Plans have been announced for the first U.S. project by Denmark-based Schmidt Hammer Lassen. Monroe Block will bring over 1 million square feet of office space, retail, residential, and public space to downtown Detroit at the confluence of Cadillac Square, Camus Martius, Library Square, and Woodward Avenue.
The development will be one of the largest developments the city has seen in decades.
Bedrock Detroit is acting as developer for the project while Detroit-based Neumann/Smith Architecture is the architect of record. Bath, England–based engineers Buro Happold and Copenhagen-based landscape architects SLA are also part of the team.
“Detroit is a unique place, I believe everyone living in the Western [world] has at some point been influenced or touched by Detroit,” said Kristian Ahlmark, senior partner at Schmidt Hammer Lassen, in a press release. “We all know or can relate to its legacy: the U.S. automobile industry, the architecture of Albert Kahn and Woodward, and obviously the music.”
The Monroe Block proposal includes numerous indoor and outdoor public spaces, including revitalized historic alleys. (Schmidt Hammer Lassen Architects)
Along with 24-hour public plazas and green spaces, the development planned to include grocery stores and food markets, entertainment and sport facilities, and possibly exhibition and performance spaces. Along with the office space, the project will also include 480 residential units.
The announcement follows closely on the heels of the proposed 52-story SHoP-designed tower along Woodward Avenue. Both projects are being developed by Bedrock, a firm that plays a large role in nearly $5.5 billion of ongoing development in the city.
While Schmidt Hammer Lassen has never built in the United States, it has projects in Canada, as well as across northern Europe and eastern Asia. The firm’s Halifax Central Library, in Nova Scotia, Canada recently won the Governor General Medal in Architecture of Canada.

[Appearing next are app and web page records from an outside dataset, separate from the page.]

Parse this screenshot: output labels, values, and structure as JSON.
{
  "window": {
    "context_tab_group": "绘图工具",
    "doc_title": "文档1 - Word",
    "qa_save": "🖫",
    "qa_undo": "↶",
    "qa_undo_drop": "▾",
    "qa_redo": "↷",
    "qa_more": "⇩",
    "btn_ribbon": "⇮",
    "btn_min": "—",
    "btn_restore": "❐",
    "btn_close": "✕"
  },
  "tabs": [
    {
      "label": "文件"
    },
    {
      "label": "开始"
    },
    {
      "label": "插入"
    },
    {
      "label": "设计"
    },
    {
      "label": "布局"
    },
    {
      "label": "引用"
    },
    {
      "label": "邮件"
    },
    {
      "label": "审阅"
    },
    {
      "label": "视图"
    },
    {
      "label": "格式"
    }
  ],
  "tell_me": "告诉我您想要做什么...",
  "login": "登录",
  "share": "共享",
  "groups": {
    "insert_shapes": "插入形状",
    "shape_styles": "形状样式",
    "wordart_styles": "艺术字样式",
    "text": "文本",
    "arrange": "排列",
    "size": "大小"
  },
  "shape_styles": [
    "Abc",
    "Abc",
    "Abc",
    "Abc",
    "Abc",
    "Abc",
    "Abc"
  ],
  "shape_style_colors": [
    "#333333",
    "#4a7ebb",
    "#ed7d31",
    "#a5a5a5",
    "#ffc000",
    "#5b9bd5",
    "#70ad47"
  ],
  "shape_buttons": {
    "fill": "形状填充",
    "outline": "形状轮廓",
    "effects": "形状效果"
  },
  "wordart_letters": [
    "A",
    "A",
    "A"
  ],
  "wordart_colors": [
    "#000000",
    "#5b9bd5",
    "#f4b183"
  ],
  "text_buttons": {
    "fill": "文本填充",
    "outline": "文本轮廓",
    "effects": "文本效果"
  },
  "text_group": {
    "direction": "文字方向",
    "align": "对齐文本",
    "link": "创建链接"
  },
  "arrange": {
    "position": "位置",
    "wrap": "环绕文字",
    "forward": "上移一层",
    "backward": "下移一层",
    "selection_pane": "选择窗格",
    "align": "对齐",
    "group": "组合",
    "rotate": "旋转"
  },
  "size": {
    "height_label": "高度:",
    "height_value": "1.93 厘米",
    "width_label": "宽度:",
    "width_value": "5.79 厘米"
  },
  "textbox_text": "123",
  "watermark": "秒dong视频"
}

“Our Scandinavian heritage has a strong influence on the way we approach city building on this scale. We always try to think urbanism, city space and the built environment in that order,” added Ahlmark.